History Center hoping for cannon at Ft. Wilkins

COPPER HARBOR — Spring 2019 will mark 175 years since Capt. Robert Clary and his men arrived and constructed Fort Wilkins, and the Fort Wilkins Natural History Association (FWNHA) is helping the Michigan History Center celebrate with a bang.

“The Michigan History Center would like to celebrate the dodransbicentennial by purchasing a reproduction 1840s six-pounder cannon,” said Barry James, historian with the MHC, and Michigan Iron Industry Museum. “Although a smaller version of the one on the parade ground, it will represent the time period when the fort was built in 1844.”

Fort Wilkins was militarily occupied twice: from 1844-1846 by two companies of the Fifth United States Infantry Regiment, and again from 1867-1870 by two companies of the Second Reserve Corps.

When Clary was ordered to Copper Harbor in the spring of 1844, he was ordered to take with him two six-pounder cannons, with all accoutrements, plus powder and balls. The cannons he brought were the Model 1841 field gun designed by the U.S. Army Ordinance Department in in that year. During the Mexican War, the 1841 Model proved itself in maneuvering and firing, and was considered a very reliable weapon, with a weight of 850 pounds.

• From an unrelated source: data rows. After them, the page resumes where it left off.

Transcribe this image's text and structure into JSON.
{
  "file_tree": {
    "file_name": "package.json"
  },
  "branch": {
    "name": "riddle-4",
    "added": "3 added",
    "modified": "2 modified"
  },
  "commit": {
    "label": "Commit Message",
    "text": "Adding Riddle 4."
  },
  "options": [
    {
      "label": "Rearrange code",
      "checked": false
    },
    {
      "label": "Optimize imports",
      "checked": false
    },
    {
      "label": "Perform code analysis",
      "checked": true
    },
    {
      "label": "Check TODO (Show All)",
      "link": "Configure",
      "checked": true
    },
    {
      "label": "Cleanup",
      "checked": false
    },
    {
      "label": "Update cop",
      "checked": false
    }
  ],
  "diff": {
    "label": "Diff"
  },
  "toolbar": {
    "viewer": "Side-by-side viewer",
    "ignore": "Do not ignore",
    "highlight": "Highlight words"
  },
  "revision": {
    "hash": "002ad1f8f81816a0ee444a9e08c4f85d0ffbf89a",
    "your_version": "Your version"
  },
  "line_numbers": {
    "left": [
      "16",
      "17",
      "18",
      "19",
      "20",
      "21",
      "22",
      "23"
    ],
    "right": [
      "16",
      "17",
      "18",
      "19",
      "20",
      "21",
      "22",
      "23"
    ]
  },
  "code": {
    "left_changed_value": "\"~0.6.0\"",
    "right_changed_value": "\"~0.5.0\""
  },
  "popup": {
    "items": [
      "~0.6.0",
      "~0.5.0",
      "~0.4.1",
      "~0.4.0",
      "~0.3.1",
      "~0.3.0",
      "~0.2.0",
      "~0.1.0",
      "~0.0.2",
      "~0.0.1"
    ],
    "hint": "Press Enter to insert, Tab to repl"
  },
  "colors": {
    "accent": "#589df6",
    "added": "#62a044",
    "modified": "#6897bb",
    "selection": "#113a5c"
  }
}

During the second occupation, four cannons were brought to the fort by the SRC, all of them Model 1857 12-pounder field pieces. In 1994, in observance of the fort’s sesquicentennial, the Michigan History Center purchased a full-scale museum quality replica reproduction Model 1857 12-pounder, such as those at the fort. This replica replaced a reduced-scale four-pounder Mountain Howitzer that was never present at the fort.

The acquisition of a full-scale six-pounder cannon for exhibit near the flag stand will enhance the historical accuracy and visual symmetry on the parade ground, and together with the present cannon, will reflect the armament of the fort during both occupations.

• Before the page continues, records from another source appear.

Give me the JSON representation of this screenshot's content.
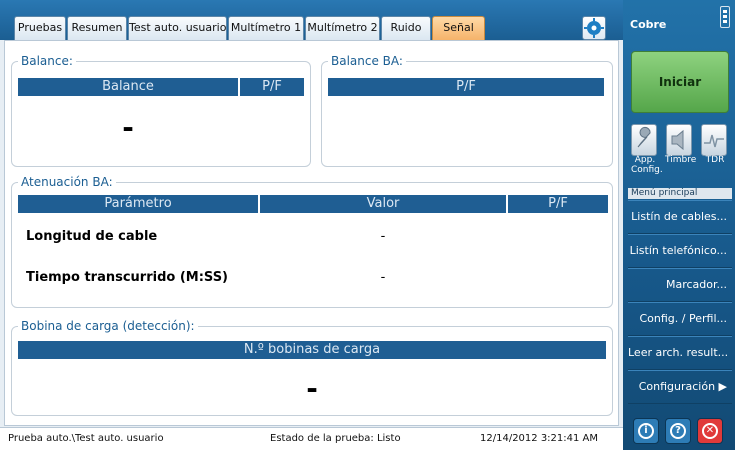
{
  "tabs": [
    {
      "label": "Pruebas",
      "active": false
    },
    {
      "label": "Resumen",
      "active": false
    },
    {
      "label": "Test auto. usuario",
      "active": false
    },
    {
      "label": "Multímetro 1",
      "active": false
    },
    {
      "label": "Multímetro 2",
      "active": false
    },
    {
      "label": "Ruido",
      "active": false
    },
    {
      "label": "Señal",
      "active": true
    }
  ],
  "balance": {
    "title": "Balance:",
    "col_balance": "Balance",
    "col_pf": "P/F",
    "value": "-"
  },
  "balance_ba": {
    "title": "Balance BA:",
    "col_pf": "P/F"
  },
  "atenuacion": {
    "title": "Atenuación BA:",
    "col_param": "Parámetro",
    "col_valor": "Valor",
    "col_pf": "P/F",
    "rows": [
      {
        "label": "Longitud de cable",
        "value": "-"
      },
      {
        "label": "Tiempo transcurrido (M:SS)",
        "value": "-"
      }
    ]
  },
  "bobina": {
    "title": "Bobina de carga (detección):",
    "col_count": "N.º bobinas de carga",
    "value": "-"
  },
  "status": {
    "path": "Prueba auto.\\Test auto. usuario",
    "state": "Estado de la prueba: Listo",
    "datetime": "12/14/2012 3:21:41 AM"
  },
  "side": {
    "title": "Cobre",
    "start": "Iniciar",
    "tools": [
      "App. Config.",
      "Timbre",
      "TDR"
    ],
    "menu_header": "Menú principal",
    "menu": [
      "Listín de cables...",
      "Listín telefónico...",
      "Marcador...",
      "Config. / Perfil...",
      "Leer arch. result...",
      "Configuración ▶"
    ],
    "buttons": {
      "info": "i",
      "help": "?",
      "close": "✕"
    }
  },
  "colors": {
    "accent": "#1f5e93",
    "active_tab": "#f5b36a",
    "start": "#55a64a",
    "close": "#e03a3a"
  }
}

To help with the purchase of the $15,000 Model 1841 cannon, the FWNHA is encouraging and accepting donations to the project.

“All donations will go to the fort’s friends group,” said James, “and the FWNHA will match dollar for dollar all donations toward this project.”

Most Model 1841s were cast in bronze, but others were cast in iron. But due to the climate in the Copper Country, the MHC would like to purchase either a blue steel or grey iron for this piece, James said.